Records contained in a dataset
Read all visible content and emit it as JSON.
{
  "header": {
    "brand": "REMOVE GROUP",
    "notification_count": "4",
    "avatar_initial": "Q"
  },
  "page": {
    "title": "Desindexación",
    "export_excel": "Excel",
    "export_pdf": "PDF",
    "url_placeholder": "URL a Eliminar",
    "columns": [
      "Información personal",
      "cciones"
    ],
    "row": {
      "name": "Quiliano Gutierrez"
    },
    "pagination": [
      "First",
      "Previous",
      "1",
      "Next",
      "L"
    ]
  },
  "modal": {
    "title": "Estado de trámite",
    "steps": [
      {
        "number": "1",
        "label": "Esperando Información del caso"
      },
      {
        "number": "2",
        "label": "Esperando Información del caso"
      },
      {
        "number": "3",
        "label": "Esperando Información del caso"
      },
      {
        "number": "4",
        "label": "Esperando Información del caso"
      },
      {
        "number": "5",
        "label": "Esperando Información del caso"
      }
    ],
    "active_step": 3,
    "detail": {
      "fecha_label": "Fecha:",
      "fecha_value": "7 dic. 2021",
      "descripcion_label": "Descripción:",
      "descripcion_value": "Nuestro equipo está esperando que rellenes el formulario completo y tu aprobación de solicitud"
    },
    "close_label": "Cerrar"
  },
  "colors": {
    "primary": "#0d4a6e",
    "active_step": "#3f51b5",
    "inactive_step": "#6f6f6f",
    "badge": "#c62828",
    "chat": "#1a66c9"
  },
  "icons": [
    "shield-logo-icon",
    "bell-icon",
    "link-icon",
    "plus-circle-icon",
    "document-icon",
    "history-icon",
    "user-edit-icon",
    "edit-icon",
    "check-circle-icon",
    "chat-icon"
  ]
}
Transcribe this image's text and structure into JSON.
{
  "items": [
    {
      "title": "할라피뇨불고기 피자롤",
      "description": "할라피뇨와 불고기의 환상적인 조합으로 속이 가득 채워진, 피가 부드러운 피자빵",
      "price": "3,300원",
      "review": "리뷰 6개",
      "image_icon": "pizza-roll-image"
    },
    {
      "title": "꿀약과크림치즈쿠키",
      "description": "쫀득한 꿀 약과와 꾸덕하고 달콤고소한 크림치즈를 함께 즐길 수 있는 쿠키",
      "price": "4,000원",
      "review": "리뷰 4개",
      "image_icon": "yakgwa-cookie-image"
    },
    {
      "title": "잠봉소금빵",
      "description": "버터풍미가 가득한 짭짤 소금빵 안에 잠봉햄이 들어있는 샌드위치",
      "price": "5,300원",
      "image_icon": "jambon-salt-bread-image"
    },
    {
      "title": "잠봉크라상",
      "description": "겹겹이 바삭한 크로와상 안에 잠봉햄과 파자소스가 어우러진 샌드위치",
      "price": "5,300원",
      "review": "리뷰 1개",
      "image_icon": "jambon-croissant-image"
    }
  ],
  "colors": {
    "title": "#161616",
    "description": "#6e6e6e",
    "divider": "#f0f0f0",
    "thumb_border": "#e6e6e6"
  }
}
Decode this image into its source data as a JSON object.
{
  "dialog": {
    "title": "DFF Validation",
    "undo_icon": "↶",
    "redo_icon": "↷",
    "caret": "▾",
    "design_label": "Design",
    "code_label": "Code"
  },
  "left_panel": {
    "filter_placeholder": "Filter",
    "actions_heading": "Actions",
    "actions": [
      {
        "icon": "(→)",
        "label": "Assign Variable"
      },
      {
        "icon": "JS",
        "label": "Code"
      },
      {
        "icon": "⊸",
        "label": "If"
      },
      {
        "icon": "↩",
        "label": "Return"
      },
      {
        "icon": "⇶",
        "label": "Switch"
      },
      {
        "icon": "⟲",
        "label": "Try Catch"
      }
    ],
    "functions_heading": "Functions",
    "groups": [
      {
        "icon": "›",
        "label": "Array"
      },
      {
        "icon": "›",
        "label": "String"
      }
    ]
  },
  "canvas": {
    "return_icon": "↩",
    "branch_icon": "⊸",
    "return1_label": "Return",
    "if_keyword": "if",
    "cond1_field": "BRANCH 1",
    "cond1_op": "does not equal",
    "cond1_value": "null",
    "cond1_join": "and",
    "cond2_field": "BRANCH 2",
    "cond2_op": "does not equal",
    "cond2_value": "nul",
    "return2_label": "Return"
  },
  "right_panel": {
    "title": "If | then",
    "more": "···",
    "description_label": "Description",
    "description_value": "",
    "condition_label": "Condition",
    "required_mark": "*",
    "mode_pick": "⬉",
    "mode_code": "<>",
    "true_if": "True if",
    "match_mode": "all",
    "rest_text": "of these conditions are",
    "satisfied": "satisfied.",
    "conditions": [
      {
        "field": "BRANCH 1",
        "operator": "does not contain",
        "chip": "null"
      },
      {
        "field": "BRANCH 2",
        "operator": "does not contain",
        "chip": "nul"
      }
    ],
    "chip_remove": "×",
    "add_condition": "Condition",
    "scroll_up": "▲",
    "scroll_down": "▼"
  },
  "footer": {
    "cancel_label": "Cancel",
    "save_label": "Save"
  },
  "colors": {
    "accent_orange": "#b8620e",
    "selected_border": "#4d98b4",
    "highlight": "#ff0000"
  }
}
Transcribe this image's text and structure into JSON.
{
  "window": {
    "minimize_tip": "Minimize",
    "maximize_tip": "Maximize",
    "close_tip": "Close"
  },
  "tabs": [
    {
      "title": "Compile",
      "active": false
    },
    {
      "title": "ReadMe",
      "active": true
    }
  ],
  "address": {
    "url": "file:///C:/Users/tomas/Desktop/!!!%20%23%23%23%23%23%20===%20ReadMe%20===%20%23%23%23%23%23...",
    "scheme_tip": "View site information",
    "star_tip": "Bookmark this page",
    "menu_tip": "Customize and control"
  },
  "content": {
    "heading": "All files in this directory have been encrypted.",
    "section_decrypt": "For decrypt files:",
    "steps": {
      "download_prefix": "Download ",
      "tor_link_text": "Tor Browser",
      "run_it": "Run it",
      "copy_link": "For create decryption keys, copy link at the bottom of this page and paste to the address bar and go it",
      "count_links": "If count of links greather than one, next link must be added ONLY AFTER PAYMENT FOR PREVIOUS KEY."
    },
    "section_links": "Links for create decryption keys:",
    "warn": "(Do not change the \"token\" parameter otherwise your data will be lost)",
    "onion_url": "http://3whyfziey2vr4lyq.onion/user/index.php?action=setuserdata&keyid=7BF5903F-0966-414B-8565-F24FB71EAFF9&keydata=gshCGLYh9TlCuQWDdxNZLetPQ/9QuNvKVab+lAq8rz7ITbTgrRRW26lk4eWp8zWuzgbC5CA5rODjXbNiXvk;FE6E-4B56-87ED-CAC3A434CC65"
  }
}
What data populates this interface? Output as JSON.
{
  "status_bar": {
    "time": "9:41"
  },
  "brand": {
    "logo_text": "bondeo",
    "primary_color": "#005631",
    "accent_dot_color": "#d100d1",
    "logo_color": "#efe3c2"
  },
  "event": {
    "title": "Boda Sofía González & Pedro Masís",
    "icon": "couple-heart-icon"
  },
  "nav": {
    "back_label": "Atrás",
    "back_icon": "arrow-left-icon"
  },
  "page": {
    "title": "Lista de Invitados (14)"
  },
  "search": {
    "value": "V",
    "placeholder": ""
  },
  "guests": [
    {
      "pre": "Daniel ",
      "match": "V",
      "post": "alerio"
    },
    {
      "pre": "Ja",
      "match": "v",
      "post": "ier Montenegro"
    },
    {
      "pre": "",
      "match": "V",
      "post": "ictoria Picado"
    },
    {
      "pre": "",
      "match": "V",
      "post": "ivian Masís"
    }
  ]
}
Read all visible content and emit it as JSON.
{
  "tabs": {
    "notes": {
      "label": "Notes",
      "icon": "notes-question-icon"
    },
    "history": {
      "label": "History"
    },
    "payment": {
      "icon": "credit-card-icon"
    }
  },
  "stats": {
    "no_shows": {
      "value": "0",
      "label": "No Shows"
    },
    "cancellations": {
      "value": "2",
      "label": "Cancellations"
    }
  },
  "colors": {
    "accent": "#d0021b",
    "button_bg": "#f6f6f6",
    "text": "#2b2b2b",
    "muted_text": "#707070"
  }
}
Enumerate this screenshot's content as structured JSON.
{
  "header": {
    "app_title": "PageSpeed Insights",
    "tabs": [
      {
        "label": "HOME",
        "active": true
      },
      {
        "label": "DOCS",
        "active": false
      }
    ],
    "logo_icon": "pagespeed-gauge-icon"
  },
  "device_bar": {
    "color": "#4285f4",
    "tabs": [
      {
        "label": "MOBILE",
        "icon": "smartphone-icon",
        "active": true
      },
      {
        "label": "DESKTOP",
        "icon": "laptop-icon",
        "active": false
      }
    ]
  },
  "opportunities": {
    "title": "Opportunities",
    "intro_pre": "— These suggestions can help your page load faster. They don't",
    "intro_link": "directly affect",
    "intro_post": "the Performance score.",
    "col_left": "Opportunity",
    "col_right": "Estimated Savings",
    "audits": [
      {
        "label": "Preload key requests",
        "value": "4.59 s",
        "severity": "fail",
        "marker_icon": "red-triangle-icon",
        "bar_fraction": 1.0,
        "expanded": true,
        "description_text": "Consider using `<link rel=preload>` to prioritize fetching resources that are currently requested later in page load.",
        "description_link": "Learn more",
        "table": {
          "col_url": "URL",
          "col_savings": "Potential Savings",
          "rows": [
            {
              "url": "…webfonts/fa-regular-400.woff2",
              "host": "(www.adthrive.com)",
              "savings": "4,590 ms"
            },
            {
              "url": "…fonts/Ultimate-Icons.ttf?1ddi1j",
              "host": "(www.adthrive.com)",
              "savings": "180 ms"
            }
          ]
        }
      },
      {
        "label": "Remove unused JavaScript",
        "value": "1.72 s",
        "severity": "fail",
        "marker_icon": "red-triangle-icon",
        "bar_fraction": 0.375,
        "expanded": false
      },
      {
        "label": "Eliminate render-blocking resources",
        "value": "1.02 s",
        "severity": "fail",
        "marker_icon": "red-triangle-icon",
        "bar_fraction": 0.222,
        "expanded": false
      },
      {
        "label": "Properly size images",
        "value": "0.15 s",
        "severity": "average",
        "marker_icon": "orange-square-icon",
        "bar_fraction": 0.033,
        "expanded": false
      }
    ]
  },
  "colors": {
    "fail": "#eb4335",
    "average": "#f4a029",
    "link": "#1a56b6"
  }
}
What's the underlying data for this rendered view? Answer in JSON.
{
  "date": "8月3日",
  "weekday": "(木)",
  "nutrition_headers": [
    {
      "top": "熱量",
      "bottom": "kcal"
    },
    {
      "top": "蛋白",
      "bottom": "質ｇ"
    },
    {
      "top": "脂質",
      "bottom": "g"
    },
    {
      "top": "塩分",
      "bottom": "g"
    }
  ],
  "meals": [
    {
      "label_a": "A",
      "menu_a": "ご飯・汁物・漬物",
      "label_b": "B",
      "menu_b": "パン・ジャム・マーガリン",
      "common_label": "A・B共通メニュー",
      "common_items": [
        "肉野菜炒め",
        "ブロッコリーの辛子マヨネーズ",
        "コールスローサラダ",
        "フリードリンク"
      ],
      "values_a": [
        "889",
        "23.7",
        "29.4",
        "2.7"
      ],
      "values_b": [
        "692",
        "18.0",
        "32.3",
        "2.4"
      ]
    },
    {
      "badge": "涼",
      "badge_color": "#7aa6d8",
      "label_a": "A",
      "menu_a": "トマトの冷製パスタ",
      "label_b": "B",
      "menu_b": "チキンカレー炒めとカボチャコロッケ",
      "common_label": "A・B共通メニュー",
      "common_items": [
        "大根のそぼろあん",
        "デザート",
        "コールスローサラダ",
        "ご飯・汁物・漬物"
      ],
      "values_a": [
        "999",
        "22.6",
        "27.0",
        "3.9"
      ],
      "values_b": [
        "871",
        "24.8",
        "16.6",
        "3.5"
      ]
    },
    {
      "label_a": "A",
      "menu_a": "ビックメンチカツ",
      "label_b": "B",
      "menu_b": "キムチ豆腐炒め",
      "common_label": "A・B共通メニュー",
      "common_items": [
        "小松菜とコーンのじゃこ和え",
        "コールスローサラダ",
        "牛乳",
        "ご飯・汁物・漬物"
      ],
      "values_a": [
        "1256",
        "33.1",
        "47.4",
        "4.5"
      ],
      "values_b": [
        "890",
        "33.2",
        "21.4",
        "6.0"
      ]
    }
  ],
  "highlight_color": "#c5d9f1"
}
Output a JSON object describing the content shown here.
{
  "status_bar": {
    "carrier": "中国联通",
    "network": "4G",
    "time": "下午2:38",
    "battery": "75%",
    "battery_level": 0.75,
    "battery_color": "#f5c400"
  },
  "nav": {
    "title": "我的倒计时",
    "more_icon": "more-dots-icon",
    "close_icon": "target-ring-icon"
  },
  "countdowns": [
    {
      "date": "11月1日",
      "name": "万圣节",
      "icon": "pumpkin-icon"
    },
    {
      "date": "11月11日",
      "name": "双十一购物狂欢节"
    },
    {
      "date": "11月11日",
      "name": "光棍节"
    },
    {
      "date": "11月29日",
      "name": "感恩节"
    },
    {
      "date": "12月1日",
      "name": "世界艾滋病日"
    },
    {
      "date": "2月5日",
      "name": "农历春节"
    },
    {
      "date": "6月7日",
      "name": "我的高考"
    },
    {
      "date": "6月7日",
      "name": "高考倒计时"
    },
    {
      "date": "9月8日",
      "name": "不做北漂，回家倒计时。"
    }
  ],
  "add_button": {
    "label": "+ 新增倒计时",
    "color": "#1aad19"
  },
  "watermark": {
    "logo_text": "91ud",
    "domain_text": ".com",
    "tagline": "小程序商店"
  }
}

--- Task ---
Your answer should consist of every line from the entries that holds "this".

--- Answer for the task ---
Transcribe this image's text and structure into JSON.
Decode this image into its source data as a JSON object.
Transcribe this image's text and structure into JSON.
    "star_tip": "Bookmark this page",
    "heading": "All files in this directory have been encrypted.",
      "copy_link": "For create decryption keys, copy link at the bottom of this page and paste to the address bar and go it",
What data populates this interface? Output as JSON.
Enumerate this screenshot's content as structured JSON.
What's the underlying data for this rendered view? Answer in JSON.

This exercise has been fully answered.